- [Your task]:
The records that follow are to be copied word for word. Pictures should be omitted.

- [Source information]:
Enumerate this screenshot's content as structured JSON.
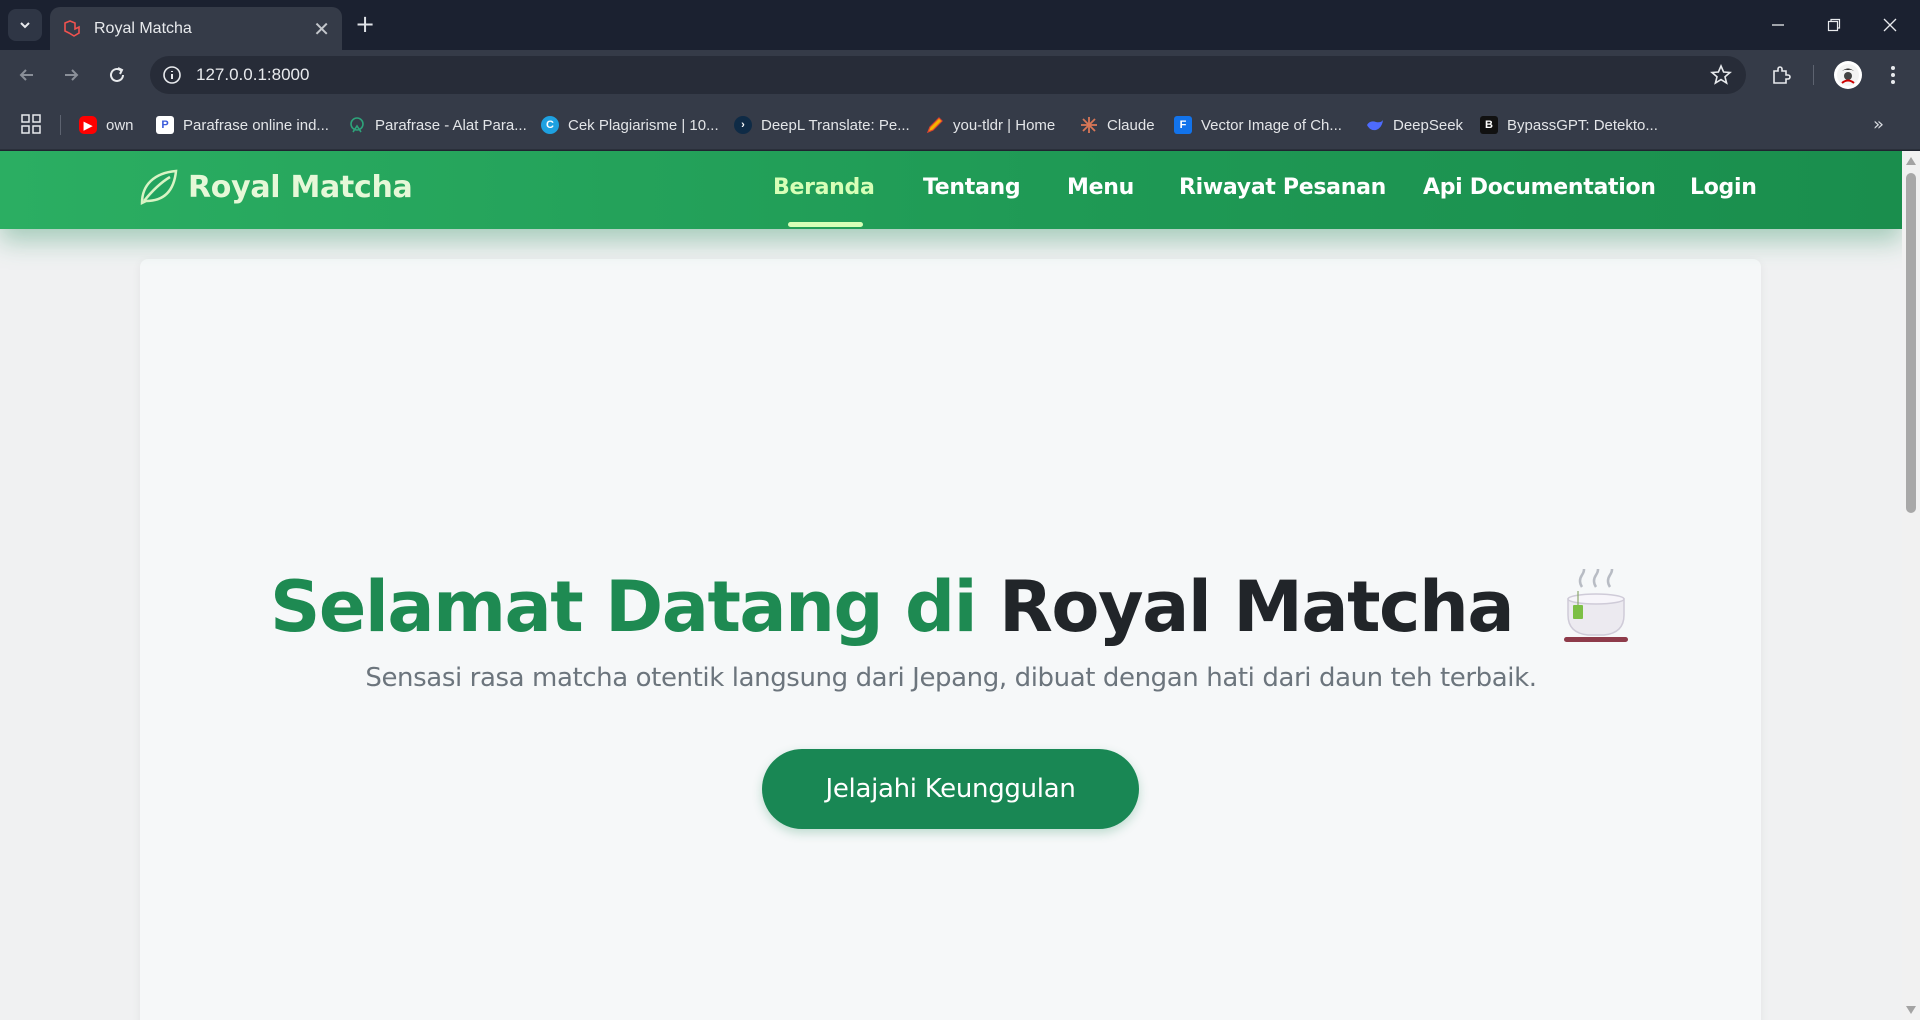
{
  "browser": {
    "tab": {
      "title": "Royal Matcha",
      "close": "✕"
    },
    "new_tab": "+",
    "url": "127.0.0.1:8000",
    "bookmarks": [
      {
        "label": "own",
        "icon": "youtube-icon",
        "color": "#ff0000"
      },
      {
        "label": "Parafrase online ind...",
        "icon": "paraphrase-p-icon",
        "color": "#ffffff"
      },
      {
        "label": "Parafrase - Alat Para...",
        "icon": "paraphrase-tool-icon",
        "color": "#2ea37a"
      },
      {
        "label": "Cek Plagiarisme | 10...",
        "icon": "plagiarism-c-icon",
        "color": "#1ea1e1"
      },
      {
        "label": "DeepL Translate: Pe...",
        "icon": "deepl-icon",
        "color": "#0f2b46"
      },
      {
        "label": "you-tldr | Home",
        "icon": "pencil-icon",
        "color": "#f4b400"
      },
      {
        "label": "Claude",
        "icon": "claude-icon",
        "color": "#d97757"
      },
      {
        "label": "Vector Image of Ch...",
        "icon": "freepik-icon",
        "color": "#1273eb"
      },
      {
        "label": "DeepSeek",
        "icon": "deepseek-whale-icon",
        "color": "#4d6bfe"
      },
      {
        "label": "BypassGPT: Detekto...",
        "icon": "bypassgpt-b-icon",
        "color": "#111111"
      }
    ],
    "bookmarks_more": "»"
  },
  "site": {
    "brand": "Royal Matcha",
    "nav": [
      "Beranda",
      "Tentang",
      "Menu",
      "Riwayat Pesanan",
      "Api Documentation",
      "Login"
    ],
    "active_nav": "Beranda",
    "hero": {
      "title_green": "Selamat Datang di",
      "title_dark": "Royal Matcha",
      "title_icon": "tea-cup-icon",
      "subtitle": "Sensasi rasa matcha otentik langsung dari Jepang, dibuat dengan hati dari daun teh terbaik.",
      "button": "Jelajahi Keunggulan"
    }
  },
  "colors": {
    "nav_green": "#1f9a55",
    "active_link": "#d7ffb7",
    "title_green": "#1e8a52",
    "button_green": "#198754"
  }
}
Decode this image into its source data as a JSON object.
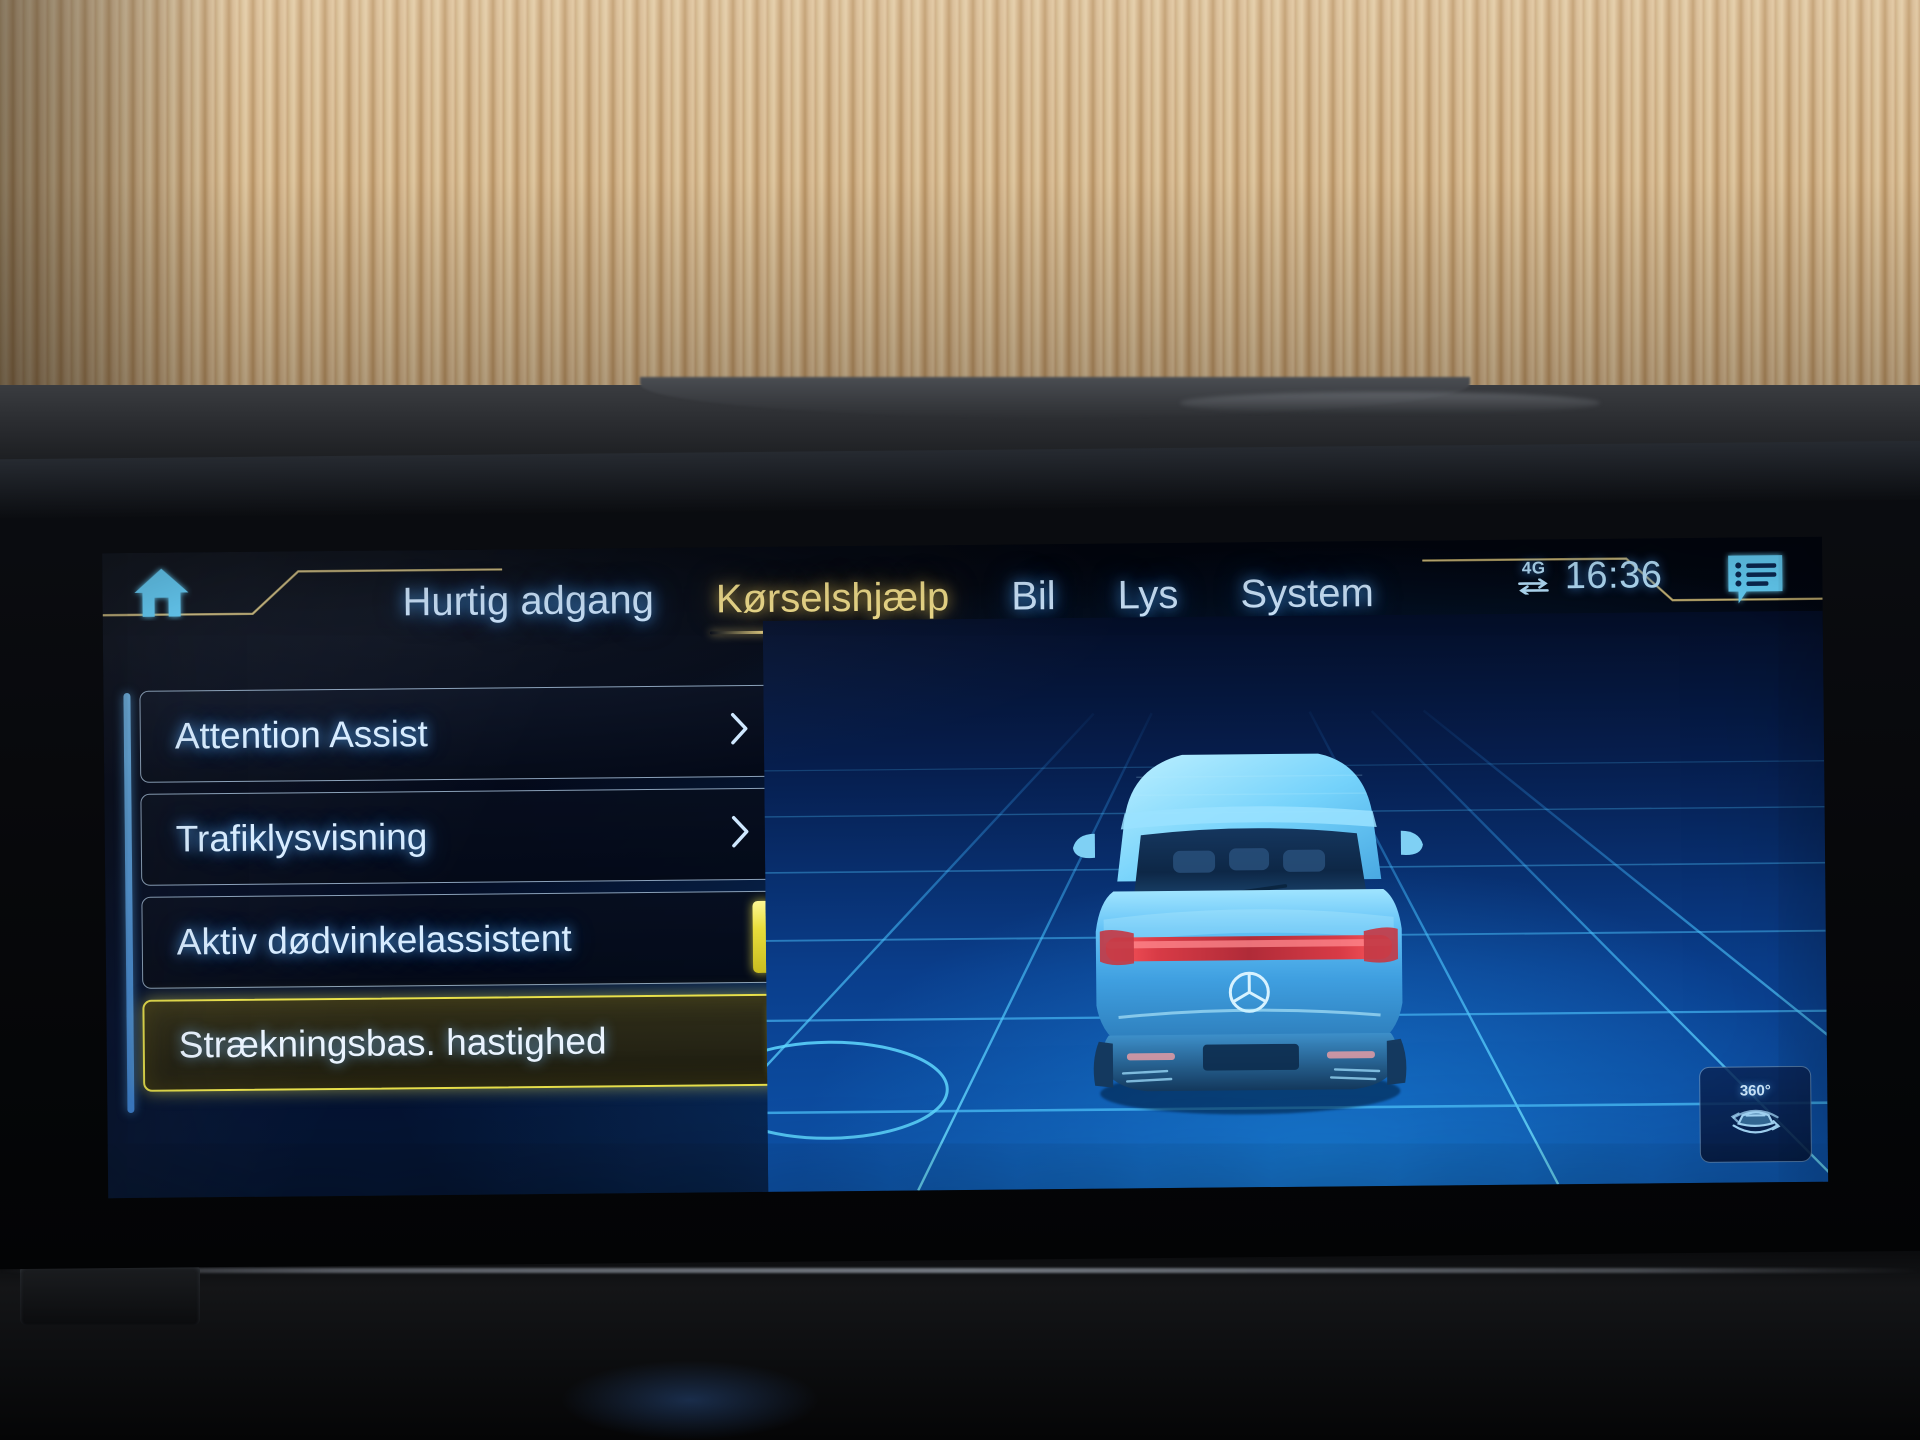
{
  "screen": {
    "brand_context": "mercedes-mbux-infotainment",
    "header": {
      "home_icon": "home-icon",
      "menu_icon": "list-bubble-icon",
      "status": {
        "network_label": "4G",
        "network_icon": "data-transfer-icon",
        "time": "16:36"
      }
    },
    "tabs": [
      {
        "label": "Hurtig adgang",
        "active": false
      },
      {
        "label": "Kørselshjælp",
        "active": true
      },
      {
        "label": "Bil",
        "active": false
      },
      {
        "label": "Lys",
        "active": false
      },
      {
        "label": "System",
        "active": false
      }
    ],
    "list": [
      {
        "label": "Attention Assist",
        "type": "submenu",
        "icon": "chevron-right-icon",
        "selected": false
      },
      {
        "label": "Trafiklysvisning",
        "type": "submenu",
        "icon": "chevron-right-icon",
        "selected": false
      },
      {
        "label": "Aktiv dødvinkelassistent",
        "type": "toggle",
        "icon": "toggle-indicator",
        "selected": false
      },
      {
        "label": "Strækningsbas. hastighed",
        "type": "toggle",
        "icon": "toggle-indicator",
        "selected": true
      }
    ],
    "visualization": {
      "subject": "vehicle-rear-view-3d",
      "camera_button": {
        "label": "360°",
        "icon": "surround-view-icon"
      }
    },
    "colors": {
      "accent_yellow": "#e8e04a",
      "tab_active": "#f5e08a",
      "text_blue": "#d7ecff",
      "grid_blue": "#35b6ff",
      "screen_bg": "#04102a"
    }
  }
}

- [Written response]:
Enumerate this screenshot's content as structured JSON.
{
  "browser": {
    "tab": {
      "title": "Royal Matcha",
      "close": "✕"
    },
    "new_tab": "+",
    "url": "127.0.0.1:8000",
    "bookmarks": [
      {
        "label": "own",
        "icon": "youtube-icon",
        "color": "#ff0000"
      },
      {
        "label": "Parafrase online ind...",
        "icon": "paraphrase-p-icon",
        "color": "#ffffff"
      },
      {
        "label": "Parafrase - Alat Para...",
        "icon": "paraphrase-tool-icon",
        "color": "#2ea37a"
      },
      {
        "label": "Cek Plagiarisme | 10...",
        "icon": "plagiarism-c-icon",
        "color": "#1ea1e1"
      },
      {
        "label": "DeepL Translate: Pe...",
        "icon": "deepl-icon",
        "color": "#0f2b46"
      },
      {
        "label": "you-tldr | Home",
        "icon": "pencil-icon",
        "color": "#f4b400"
      },
      {
        "label": "Claude",
        "icon": "claude-icon",
        "color": "#d97757"
      },
      {
        "label": "Vector Image of Ch...",
        "icon": "freepik-icon",
        "color": "#1273eb"
      },
      {
        "label": "DeepSeek",
        "icon": "deepseek-whale-icon",
        "color": "#4d6bfe"
      },
      {
        "label": "BypassGPT: Detekto...",
        "icon": "bypassgpt-b-icon",
        "color": "#111111"
      }
    ],
    "bookmarks_more": "»"
  },
  "site": {
    "brand": "Royal Matcha",
    "nav": [
      "Beranda",
      "Tentang",
      "Menu",
      "Riwayat Pesanan",
      "Api Documentation",
      "Login"
    ],
    "active_nav": "Beranda",
    "hero": {
      "title_green": "Selamat Datang di",
      "title_dark": "Royal Matcha",
      "title_icon": "tea-cup-icon",
      "subtitle": "Sensasi rasa matcha otentik langsung dari Jepang, dibuat dengan hati dari daun teh terbaik.",
      "button": "Jelajahi Keunggulan"
    }
  },
  "colors": {
    "nav_green": "#1f9a55",
    "active_link": "#d7ffb7",
    "title_green": "#1e8a52",
    "button_green": "#198754"
  }
}
Decode this image into its source data as a JSON object.
{
  "screen": {
    "brand_context": "mercedes-mbux-infotainment",
    "header": {
      "home_icon": "home-icon",
      "menu_icon": "list-bubble-icon",
      "status": {
        "network_label": "4G",
        "network_icon": "data-transfer-icon",
        "time": "16:36"
      }
    },
    "tabs": [
      {
        "label": "Hurtig adgang",
        "active": false
      },
      {
        "label": "Kørselshjælp",
        "active": true
      },
      {
        "label": "Bil",
        "active": false
      },
      {
        "label": "Lys",
        "active": false
      },
      {
        "label": "System",
        "active": false
      }
    ],
    "list": [
      {
        "label": "Attention Assist",
        "type": "submenu",
        "icon": "chevron-right-icon",
        "selected": false
      },
      {
        "label": "Trafiklysvisning",
        "type": "submenu",
        "icon": "chevron-right-icon",
        "selected": false
      },
      {
        "label": "Aktiv dødvinkelassistent",
        "type": "toggle",
        "icon": "toggle-indicator",
        "selected": false
      },
      {
        "label": "Strækningsbas. hastighed",
        "type": "toggle",
        "icon": "toggle-indicator",
        "selected": true
      }
    ],
    "visualization": {
      "subject": "vehicle-rear-view-3d",
      "camera_button": {
        "label": "360°",
        "icon": "surround-view-icon"
      }
    },
    "colors": {
      "accent_yellow": "#e8e04a",
      "tab_active": "#f5e08a",
      "text_blue": "#d7ecff",
      "grid_blue": "#35b6ff",
      "screen_bg": "#04102a"
    }
  }
}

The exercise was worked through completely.